Exercise instructions
Copy each line containing "label" from the listing below.

Stored data
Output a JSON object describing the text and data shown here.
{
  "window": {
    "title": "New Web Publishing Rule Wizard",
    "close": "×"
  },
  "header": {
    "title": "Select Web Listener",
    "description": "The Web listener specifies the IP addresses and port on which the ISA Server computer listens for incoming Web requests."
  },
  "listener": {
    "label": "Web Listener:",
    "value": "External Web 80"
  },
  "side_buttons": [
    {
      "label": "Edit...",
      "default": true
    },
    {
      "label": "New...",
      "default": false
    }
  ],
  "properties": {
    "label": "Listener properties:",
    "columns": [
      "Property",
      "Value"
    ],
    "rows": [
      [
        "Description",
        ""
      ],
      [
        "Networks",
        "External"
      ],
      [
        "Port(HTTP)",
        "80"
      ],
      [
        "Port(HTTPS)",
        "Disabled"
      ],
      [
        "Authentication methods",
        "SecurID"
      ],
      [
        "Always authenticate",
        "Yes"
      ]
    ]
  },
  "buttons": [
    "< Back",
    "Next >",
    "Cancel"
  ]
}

Answer section
    "label": "Web Listener:",
      "label": "Edit...",
      "label": "New...",
    "label": "Listener properties:",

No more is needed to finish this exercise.